Appeals Court Allows Biden Admin’s Private Business COVID-19 Vaccine Mandate to Take Effect

Appeals Court Allows Biden Admin’s Private Business COVID-19 Vaccine Mandate to Take Effect
President Joe Biden in Detroit, Mich., on Nov. 17, 2021. (Jonathan Ernst/Reuters)
Mimi Nguyen Ly

A federal appeals court ruled in a split decision on Dec. 17 that the Biden administration’s vaccine mandate for private companies with 100 or more employees can take effect.

The 2–1 decision by a panel of the Cincinnati-based 6th U.S. Circuit Court of Appeals dissolves the stay entered by the 5th U.S. Circuit Court of Appeals last month on the nationwide mandate.
The rule issued by the Occupational Safety and Health Administration (OSHA), before it was paused, meant that some 84 million U.S. workers faced a Jan. 4, 2022, deadline vaccinated or undergo weekly testing. That deadline has been extended until Jan. 10, 2022.
“To provide employers with sufficient time to come into compliance, OSHA will not issue citations for noncompliance ... before January 10 and will not issue citations for noncompliance with the standard’s testing requirements before February 9, so long as an employer is exercising reasonable, good faith efforts to come into compliance with the standard,” the agency announced on its website on Dec. 18.

The case was brought by multiple businesses, including the American Family Association; multiple individuals; and several states, including Texas, Utah, and Mississippi. Petitioners said the mandate, promulgated as an Emergency Temporary Standard (ETS) by the Department of Labor’s OSHA, should be struck down because it exceeds OSHA’s authority under the Occupational Safety and Health Act.

“Given OSHA’s clear and exercised authority to regulate viruses, OSHA necessarily has the authority to regulate infectious diseases that are not unique to the workplace,” Judge Julia Smith Gibbons wrote in her majority opinion (pdf) on Dec. 17.

“Indeed, no virus—HIV, HBV, COVID-19—is unique to the workplace and affects only workers. And courts have upheld OSHA’s authority to regulate hazards that co-exist in the workplace and in society but are at heightened risk in the workplace.”

Gibbons was nominated to the court by President George W. Bush, a Republican. The other judge who ruled in favor of the OSHA mandate, Jane Branstetter Stranch, was nominated by President Barack Obama, a Democrat.

Last week, the 6th Circuit’s active judges rejected a move to have the entire panel consider the case, on an 8–8 vote, The Associated Press reported.

The dissenting judge, Joan Louise Larsen, was appointed by President Donald Trump, a Republican. In her dissenting opinion, she noted that Congress didn’t authorize OSHA to create such a rule; furthermore, to work around Congress, the rule did not meet the emergency standard of necessity that the secretary of labor needed to bring it about.

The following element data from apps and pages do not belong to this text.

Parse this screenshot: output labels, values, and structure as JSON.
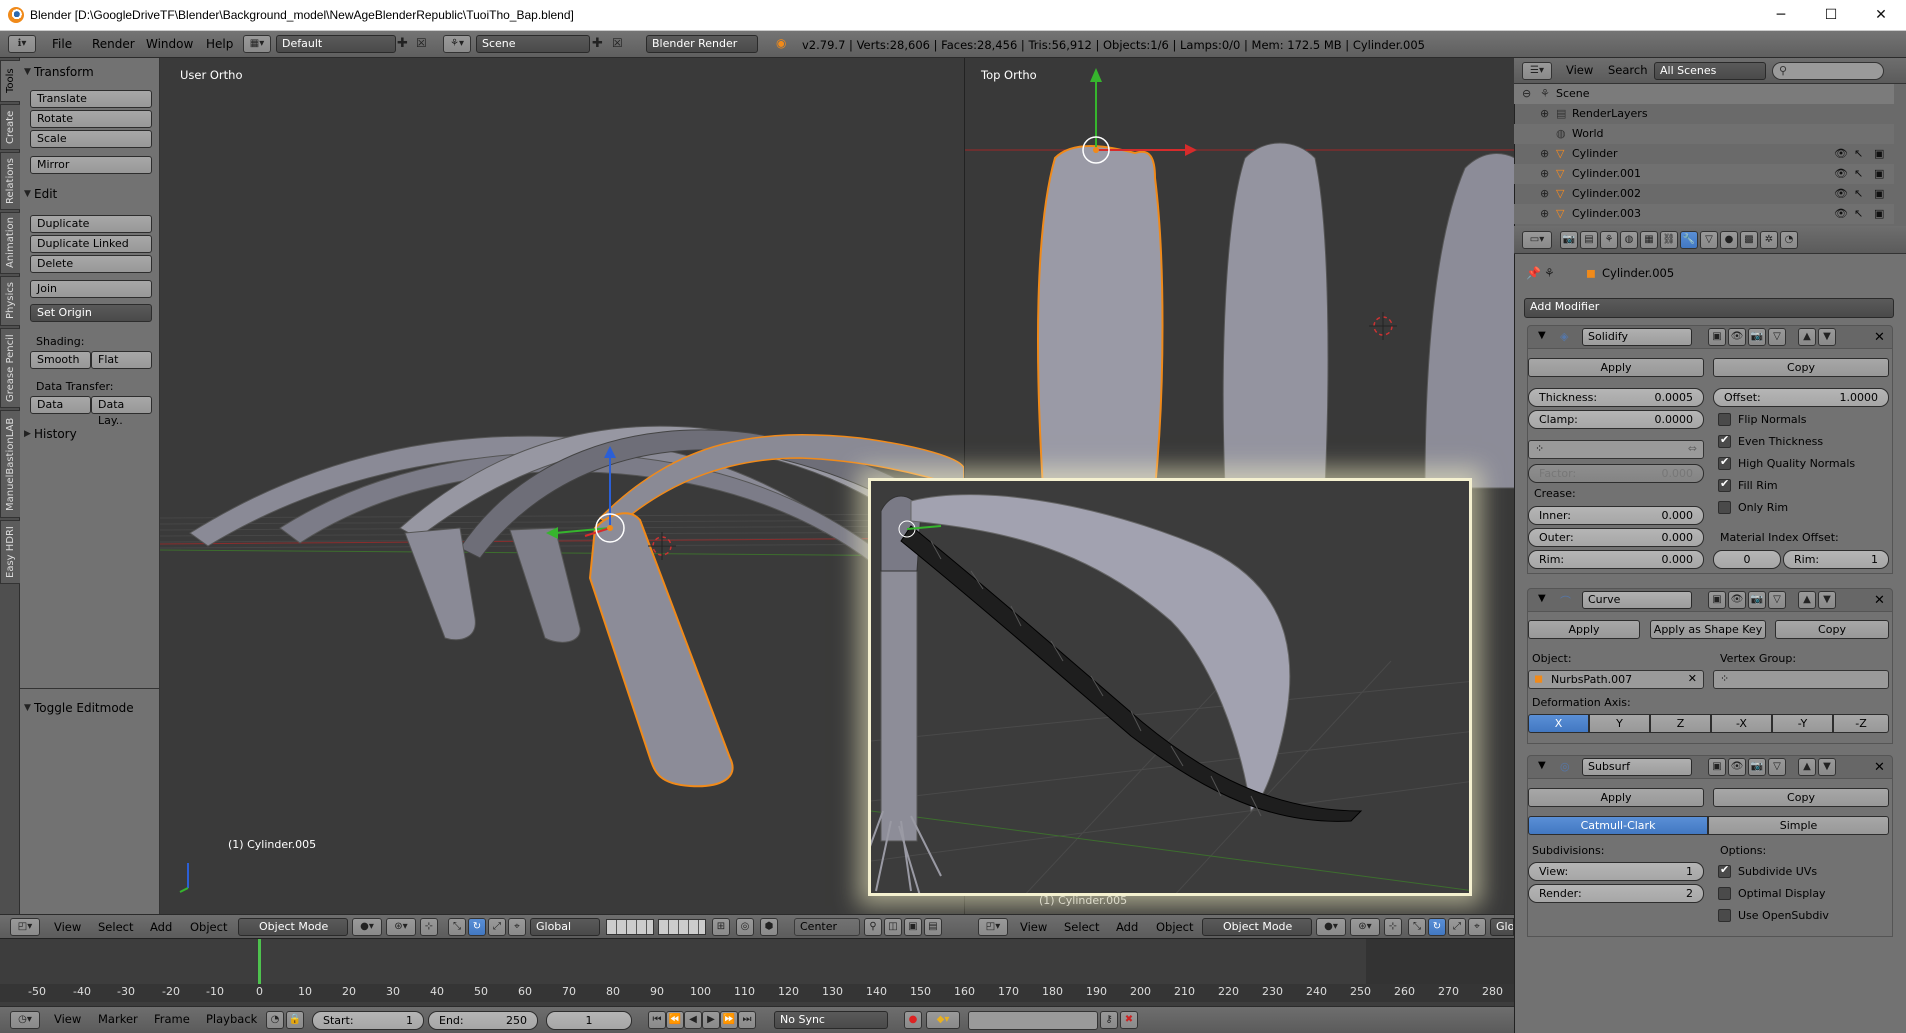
{
  "window": {
    "title": "Blender [D:\\GoogleDriveTF\\Blender\\Background_model\\NewAgeBlenderRepublic\\TuoiTho_Bap.blend]",
    "minimize": "─",
    "maximize": "☐",
    "close": "✕"
  },
  "info": {
    "menus": [
      "File",
      "Render",
      "Window",
      "Help"
    ],
    "layout": "Default",
    "scene": "Scene",
    "engine": "Blender Render",
    "stats": "v2.79.7 | Verts:28,606 | Faces:28,456 | Tris:56,912 | Objects:1/6 | Lamps:0/0 | Mem: 172.5 MB | Cylinder.005"
  },
  "tabs": [
    "Tools",
    "Create",
    "Relations",
    "Animation",
    "Physics",
    "Grease Pencil",
    "ManuelBastionLAB",
    "Easy HDRI"
  ],
  "toolshelf": {
    "transform_title": "Transform",
    "transform_buttons": [
      "Translate",
      "Rotate",
      "Scale",
      "Mirror"
    ],
    "edit_title": "Edit",
    "edit_buttons": [
      "Duplicate",
      "Duplicate Linked",
      "Delete",
      "Join",
      "Set Origin"
    ],
    "shading_label": "Shading:",
    "smooth": "Smooth",
    "flat": "Flat",
    "data_transfer_label": "Data Transfer:",
    "data": "Data",
    "data_lay": "Data Lay..",
    "history_title": "History",
    "toggle_editmode": "Toggle Editmode"
  },
  "viewport_left": {
    "label": "User Ortho",
    "object_label": "(1) Cylinder.005"
  },
  "viewport_right": {
    "label": "Top Ortho",
    "object_label": "(1) Cylinder.005"
  },
  "view_header": {
    "menus": [
      "View",
      "Select",
      "Add",
      "Object"
    ],
    "mode": "Object Mode",
    "orientation": "Global",
    "pivot": "Center"
  },
  "view_header_right": {
    "menus": [
      "View",
      "Select",
      "Add",
      "Object"
    ],
    "mode": "Object Mode",
    "orientation_cut": "Glo"
  },
  "timeline": {
    "ticks": [
      "-50",
      "-40",
      "-30",
      "-20",
      "-10",
      "0",
      "10",
      "20",
      "30",
      "40",
      "50",
      "60",
      "70",
      "80",
      "90",
      "100",
      "110",
      "120",
      "130",
      "140",
      "150",
      "160",
      "170",
      "180",
      "190",
      "200",
      "210",
      "220",
      "230",
      "240",
      "250",
      "260",
      "270",
      "280"
    ],
    "menus": [
      "View",
      "Marker",
      "Frame",
      "Playback"
    ],
    "start_label": "Start:",
    "start": "1",
    "end_label": "End:",
    "end": "250",
    "current": "1",
    "sync": "No Sync"
  },
  "outliner": {
    "menus": [
      "View",
      "Search"
    ],
    "filter": "All Scenes",
    "rows": [
      "Scene",
      "RenderLayers",
      "World",
      "Cylinder",
      "Cylinder.001",
      "Cylinder.002",
      "Cylinder.003"
    ]
  },
  "properties": {
    "object_name": "Cylinder.005",
    "add_modifier": "Add Modifier",
    "solidify": {
      "name": "Solidify",
      "apply": "Apply",
      "copy": "Copy",
      "thickness_label": "Thickness:",
      "thickness": "0.0005",
      "offset_label": "Offset:",
      "offset": "1.0000",
      "clamp_label": "Clamp:",
      "clamp": "0.0000",
      "flip_normals": "Flip Normals",
      "even_thickness": "Even Thickness",
      "high_quality_normals": "High Quality Normals",
      "fill_rim": "Fill Rim",
      "only_rim": "Only Rim",
      "factor_label": "Factor:",
      "factor": "0.000",
      "crease_label": "Crease:",
      "inner_label": "Inner:",
      "inner": "0.000",
      "outer_label": "Outer:",
      "outer": "0.000",
      "rim_label": "Rim:",
      "rim": "0.000",
      "material_index_offset": "Material Index Offset:",
      "mat_offset": "0",
      "mat_rim_label": "Rim:",
      "mat_rim": "1"
    },
    "curve": {
      "name": "Curve",
      "apply": "Apply",
      "apply_shape": "Apply as Shape Key",
      "copy": "Copy",
      "object_label": "Object:",
      "object": "NurbsPath.007",
      "vertex_group_label": "Vertex Group:",
      "deform_axis_label": "Deformation Axis:",
      "axes": [
        "X",
        "Y",
        "Z",
        "-X",
        "-Y",
        "-Z"
      ]
    },
    "subsurf": {
      "name": "Subsurf",
      "apply": "Apply",
      "copy": "Copy",
      "catmull": "Catmull-Clark",
      "simple": "Simple",
      "subdivisions_label": "Subdivisions:",
      "view_label": "View:",
      "view": "1",
      "render_label": "Render:",
      "render": "2",
      "options_label": "Options:",
      "subdivide_uvs": "Subdivide UVs",
      "optimal_display": "Optimal Display",
      "use_opensubdiv": "Use OpenSubdiv"
    }
  }
}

“The Secretary has not made the appropriate finding of necessity,” she wrote. “An emergency standard must be ‘necessary to protect employees from [grave] danger.’

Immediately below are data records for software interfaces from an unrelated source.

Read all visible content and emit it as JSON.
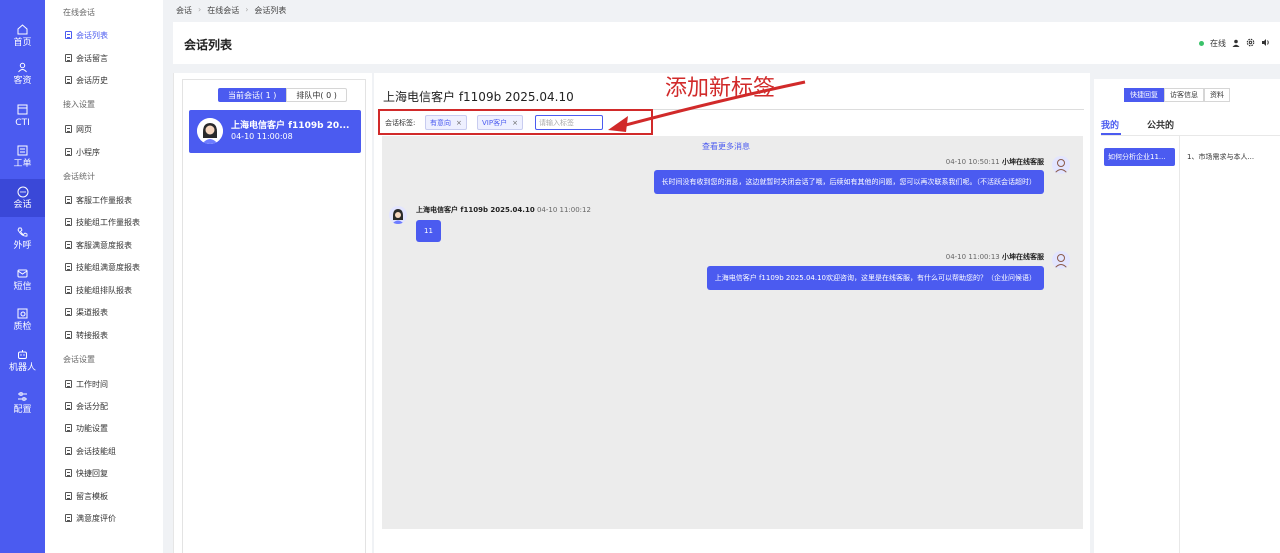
{
  "rail": {
    "items": [
      {
        "label": "首页",
        "icon": "home-icon"
      },
      {
        "label": "客资",
        "icon": "users-icon"
      },
      {
        "label": "CTI",
        "icon": "cti-icon"
      },
      {
        "label": "工单",
        "icon": "ticket-icon"
      },
      {
        "label": "会话",
        "icon": "chat-icon"
      },
      {
        "label": "外呼",
        "icon": "phone-out-icon"
      },
      {
        "label": "短信",
        "icon": "sms-icon"
      },
      {
        "label": "质检",
        "icon": "inspect-icon"
      },
      {
        "label": "机器人",
        "icon": "robot-icon"
      },
      {
        "label": "配置",
        "icon": "settings-icon"
      }
    ],
    "active_index": 4
  },
  "menu": {
    "groups": {
      "online": "在线会话",
      "access": "接入设置",
      "stats": "会话统计",
      "settings": "会话设置"
    },
    "items": {
      "list": "会话列表",
      "leave": "会话留言",
      "history": "会话历史",
      "web": "网页",
      "miniapp": "小程序",
      "agent_work": "客服工作量报表",
      "group_work": "技能组工作量报表",
      "agent_satisfaction": "客服满意度报表",
      "group_satisfaction": "技能组满意度报表",
      "group_queue": "技能组排队报表",
      "channel": "渠道报表",
      "transfer": "转接报表",
      "work_time": "工作时间",
      "allocation": "会话分配",
      "features": "功能设置",
      "skill_group": "会话技能组",
      "quick_reply": "快捷回复",
      "leave_template": "留言模板",
      "satisfaction": "满意度评价"
    }
  },
  "breadcrumb": [
    "会话",
    "在线会话",
    "会话列表"
  ],
  "page": {
    "title": "会话列表",
    "status": "在线"
  },
  "session_list": {
    "tab_current": "当前会话( 1 )",
    "tab_queue": "排队中( 0 )",
    "card": {
      "name": "上海电信客户 f1109b 20...",
      "time": "04-10 11:00:08"
    }
  },
  "chat": {
    "title": "上海电信客户 f1109b 2025.04.10",
    "tags_label": "会话标签:",
    "tags": [
      "有意向",
      "VIP客户"
    ],
    "tag_input_placeholder": "请输入标签",
    "annotation": "添加新标签",
    "load_more": "查看更多消息",
    "messages": [
      {
        "side": "right",
        "time": "04-10 10:50:11",
        "sender": "小坤在线客服",
        "text": "长时间没有收到您的消息，这边就暂时关闭会话了哦，后续如有其他的问题，您可以再次联系我们呢。（不活跃会话超时）"
      },
      {
        "side": "left",
        "time": "04-10 11:00:12",
        "sender": "上海电信客户 f1109b 2025.04.10",
        "text": "11"
      },
      {
        "side": "right",
        "time": "04-10 11:00:13",
        "sender": "小坤在线客服",
        "text": "上海电信客户 f1109b 2025.04.10欢迎咨询，这里是在线客服，有什么可以帮助您的？（企业问候语）"
      }
    ]
  },
  "right_panel": {
    "tabs": [
      "快捷回复",
      "访客信息",
      "资料"
    ],
    "subtabs": [
      "我的",
      "公共的"
    ],
    "category": "如何分析企业11...",
    "item": "1、市场需求与本人..."
  },
  "colors": {
    "primary": "#4b5bf0",
    "annotation": "#d12a2a",
    "online": "#3ac26a"
  }
}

“The purpose of the mandate is to protect unvaccinated people. The rule’s premise is that vaccines work. And so, OSHA has explained that the rule is not about protecting the vaccinated; they do not face ‘grave danger’ from working with those who are not vaccinated.

“[A] multitude of petitioners—individuals, businesses, labor unions, and state governments—have levied serious, and varied, charges against the mandate’s legality. They say, for example, that the mandate violates the nondelegation doctrine, the Commerce Clause, and substantive due process; some say that it violates their constitutionally protected religious liberties and the Religious Freedom Restoration Act of 1993.  To lift the stay [by the 5th Circuit] entirely, we would have to conclude that not one of these challenges is likely to succeed. A tall task.”

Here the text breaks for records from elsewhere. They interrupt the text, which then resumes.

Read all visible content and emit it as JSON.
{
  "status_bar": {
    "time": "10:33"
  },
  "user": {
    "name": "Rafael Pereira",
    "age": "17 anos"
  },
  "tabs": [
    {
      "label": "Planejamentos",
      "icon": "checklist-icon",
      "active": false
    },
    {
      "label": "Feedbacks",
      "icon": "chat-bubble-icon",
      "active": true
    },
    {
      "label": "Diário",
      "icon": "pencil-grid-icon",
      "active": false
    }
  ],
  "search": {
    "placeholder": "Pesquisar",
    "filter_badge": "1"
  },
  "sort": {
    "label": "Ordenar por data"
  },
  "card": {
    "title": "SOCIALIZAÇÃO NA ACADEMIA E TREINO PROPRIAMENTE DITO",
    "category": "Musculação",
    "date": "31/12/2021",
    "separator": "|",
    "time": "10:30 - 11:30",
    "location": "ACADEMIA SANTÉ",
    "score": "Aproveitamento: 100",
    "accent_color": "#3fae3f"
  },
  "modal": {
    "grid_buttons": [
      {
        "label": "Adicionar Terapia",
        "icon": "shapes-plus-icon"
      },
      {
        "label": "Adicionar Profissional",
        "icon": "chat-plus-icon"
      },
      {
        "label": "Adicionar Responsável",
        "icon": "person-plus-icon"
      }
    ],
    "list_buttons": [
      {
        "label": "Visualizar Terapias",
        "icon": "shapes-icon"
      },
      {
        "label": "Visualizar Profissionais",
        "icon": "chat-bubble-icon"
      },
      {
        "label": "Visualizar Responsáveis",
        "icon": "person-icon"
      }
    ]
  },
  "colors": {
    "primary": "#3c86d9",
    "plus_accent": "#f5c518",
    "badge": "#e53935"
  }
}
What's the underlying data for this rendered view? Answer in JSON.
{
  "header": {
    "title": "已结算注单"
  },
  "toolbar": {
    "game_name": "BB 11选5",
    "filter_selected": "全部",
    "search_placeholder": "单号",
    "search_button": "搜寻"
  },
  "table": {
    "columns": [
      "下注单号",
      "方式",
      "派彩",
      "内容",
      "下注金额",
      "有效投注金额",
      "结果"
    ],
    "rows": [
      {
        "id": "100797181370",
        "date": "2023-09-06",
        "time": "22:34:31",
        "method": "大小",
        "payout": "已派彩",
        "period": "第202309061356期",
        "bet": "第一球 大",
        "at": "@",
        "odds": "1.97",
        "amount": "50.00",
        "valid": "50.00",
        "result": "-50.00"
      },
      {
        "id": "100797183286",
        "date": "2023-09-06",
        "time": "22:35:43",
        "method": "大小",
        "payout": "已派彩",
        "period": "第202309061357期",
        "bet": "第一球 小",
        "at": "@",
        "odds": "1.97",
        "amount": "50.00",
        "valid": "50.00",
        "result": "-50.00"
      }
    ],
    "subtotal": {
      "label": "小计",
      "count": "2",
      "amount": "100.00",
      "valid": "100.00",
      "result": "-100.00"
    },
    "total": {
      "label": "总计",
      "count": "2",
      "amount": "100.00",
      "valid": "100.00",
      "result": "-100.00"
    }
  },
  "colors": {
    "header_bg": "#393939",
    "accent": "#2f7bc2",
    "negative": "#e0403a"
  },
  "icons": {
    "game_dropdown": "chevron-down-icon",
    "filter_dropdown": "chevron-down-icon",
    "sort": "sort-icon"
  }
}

Under the rule, employees who aren’t fully vaccinated would have to wear masks and be tested on a weekly basis for the CCP (Chinese Communist Party) virus, which causes the disease COVID-19. Exceptions would apply to those who work outdoors or from home.

The OSHA rule threatens fines of up to $13,600 per violation; it also threatens an additional $13,600 levy per day that an employer doesn’t abate the violation. For a willful or serious violation, OSHA can issue a fine of up to $136,000.

Arkansas Attorney General Leslie Rutledge denounced the ruling. In a statement, she indicated she would move to ask the U.S. Supreme Court to block it.

“The Sixth Circuit’s decision is extremely disappointing for Arkansans because it will force them to get the shot or lose their jobs,” she said.

South Carolina Attorney General Alan Wilson, who chairs the Republican Attorneys General Association, expressed disappointment in the decision.

“We are confident the mandate can be stopped,” he wrote on Twitter. “We will go immediately to the Supreme Court—the highest court in the land—to fight this unconstitutional and illegal mandate. The law must be followed and federal abuse of power stopped.”
Zachary Stieber and Nick Ciolino contributed to this report.